Topic: Free speech
You are viewing the most recent posts on this topic.
Frank Mitchell’s letter to the editor “We are learning the consequences of the excesses of free speech” [Northwest Voices, Jan. 12] suggests that the the victims at Charlie Hebdo were responsible for their own deaths because of “excesses of freedom of speech.” Beyond slander or yelling fire in a crowded theater, I was unaware…More
Despite what some commentators seem to believe, the Western world does not have a “Muslim problem.” And, the Charlie Hebdo attack was not an attack on free speech [“French paper puts Muhammad on cover, provoking a new storm,” Nation & World, Jan. 13]. Muslims are offended when the Prophet Mohammed is insulted. That doesn’t…More
The Seattle Times made a reasonable call in deciding not to print the cartoon in question [“French paper puts Muhammad on cover, provoking a new storm,” Nation & World, Jan. 13]. There is no point in offending anyone.
I would have made a different call and printed the cartoon, but that doesn’t make my choice any more reasonable than The Times’. Having to walk a fine line and make decisions like this are a burden of Editor Kathy Best’s position. I’m glad she expressed the thought that the story can be covered adequately without printing the cartoon, and that The Times avoided inserting the stock self-serving cliches about diversity. If, for whatever reason, the story could not have been adequately covered without the cartoon and The Times chose not to print it, then the newspaper would then lack integrity. Being offended is an unavoidable and unpleasant part of living, and ignoring the offender is part of being an adult.

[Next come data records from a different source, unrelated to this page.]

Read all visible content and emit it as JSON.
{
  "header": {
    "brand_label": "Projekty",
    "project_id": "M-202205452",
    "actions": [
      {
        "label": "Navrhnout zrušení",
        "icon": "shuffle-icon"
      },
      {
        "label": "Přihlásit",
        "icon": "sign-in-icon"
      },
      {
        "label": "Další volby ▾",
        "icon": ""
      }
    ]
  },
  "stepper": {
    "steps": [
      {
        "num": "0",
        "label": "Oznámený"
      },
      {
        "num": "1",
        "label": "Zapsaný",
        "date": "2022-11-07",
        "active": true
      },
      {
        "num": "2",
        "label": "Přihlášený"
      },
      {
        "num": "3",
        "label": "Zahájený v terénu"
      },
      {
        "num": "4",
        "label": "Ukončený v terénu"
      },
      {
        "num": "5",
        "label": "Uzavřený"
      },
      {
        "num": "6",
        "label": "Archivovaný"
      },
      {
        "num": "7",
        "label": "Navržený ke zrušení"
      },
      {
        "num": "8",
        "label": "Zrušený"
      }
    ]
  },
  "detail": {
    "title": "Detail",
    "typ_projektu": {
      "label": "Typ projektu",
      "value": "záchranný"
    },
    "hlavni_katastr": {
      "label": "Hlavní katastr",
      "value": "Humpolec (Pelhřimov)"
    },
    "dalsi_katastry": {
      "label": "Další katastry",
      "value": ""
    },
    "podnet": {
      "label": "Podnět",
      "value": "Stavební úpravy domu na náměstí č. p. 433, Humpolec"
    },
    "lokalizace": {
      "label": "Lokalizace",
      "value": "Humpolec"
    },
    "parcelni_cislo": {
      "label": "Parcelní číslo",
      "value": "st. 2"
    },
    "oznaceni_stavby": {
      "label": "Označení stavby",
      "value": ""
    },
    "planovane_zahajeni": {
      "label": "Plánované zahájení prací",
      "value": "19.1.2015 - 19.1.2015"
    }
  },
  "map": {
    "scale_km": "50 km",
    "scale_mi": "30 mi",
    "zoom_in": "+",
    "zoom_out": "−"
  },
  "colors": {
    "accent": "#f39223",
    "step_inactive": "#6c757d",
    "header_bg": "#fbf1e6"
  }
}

I trust that in printing stories that involve other symbols that are equally offensive to certain groups — symbols such as confederate flags, swastikas and others, that The Times exercises the same consideration about adequately covering the story and the same measure of respect as it extends to those who would be offended by the cartoon in Charlie Hebdo.
James B. Paden, Blaine
Editor Kathy Best’s explanation why the Seattle Times did not print the new Charlie Hebdo cover cartoon relies upon the notion thatMore
We are again reminded that with the gift of freedom of speech comes the responsibility of self-censorship [“I am not Charlie Hebdo,” Opinion, Jan. 10]. The risks are real, and they are horrifying, but those who ignore history are condemned to repeat it. When we as members of a sane western society finally give…More
If the rich decide elections, it’s due to a lazy electorate
Syndicated columnist Gail Collins seems to feel that because the Supreme Court has allowed larger political donations, the rich now have more leverage in political elections [“Surprise! The rich won one,” Opinion, April 6].
Hey, are any of us forced to base our votes on TV ads, billboards and bumper stickers? Do the Koch Brothers (or any other billionaires) force us to vote for the candidates they support?
Or do all citizens have the opportunity, not to mention the responsibility, to inform themselves regarding all the candidates and issues?
If the rich determine the elections, based on their donations, it is due only to the laziness of the rest of the voting public.
Richard Askren, Seattle
Democracy sold to the highest bidder
There is just something so unseemly, wrong and even slimy about the Supreme Court’s rulings onMore
The story “Mozilla CEO resignation raises free-speech issues” [Business / Technology, April 5] brings up interesting issues. “Mozilla co-founder Brendan Eich stepped down Thursday as chief executive, just days after his appointment. He left the nonprofit maker of the Firefox browser after furious attacks, largely on Twitter, over his $1,000 contribution to support of…More
The Supreme Court’s most recent ruling on McCutcheon v. FEC should be the last straw for “We The People” [“Ruling loosens reins on political donations,” Nation & World, April 2]. The five majority judges seem out of touch with how democracy should really work — one person, one vote. It is time to amend the…More
“Ruling loosens reins on political donations” [Nation & World, April 2] should have been titled “Ruling severs reins …” The U.S. Supreme Court has done the nation a great favor: finally removing any doubt that our democracy is dead. What a huge relief. No longer do the vast majority of Americans need to cling…More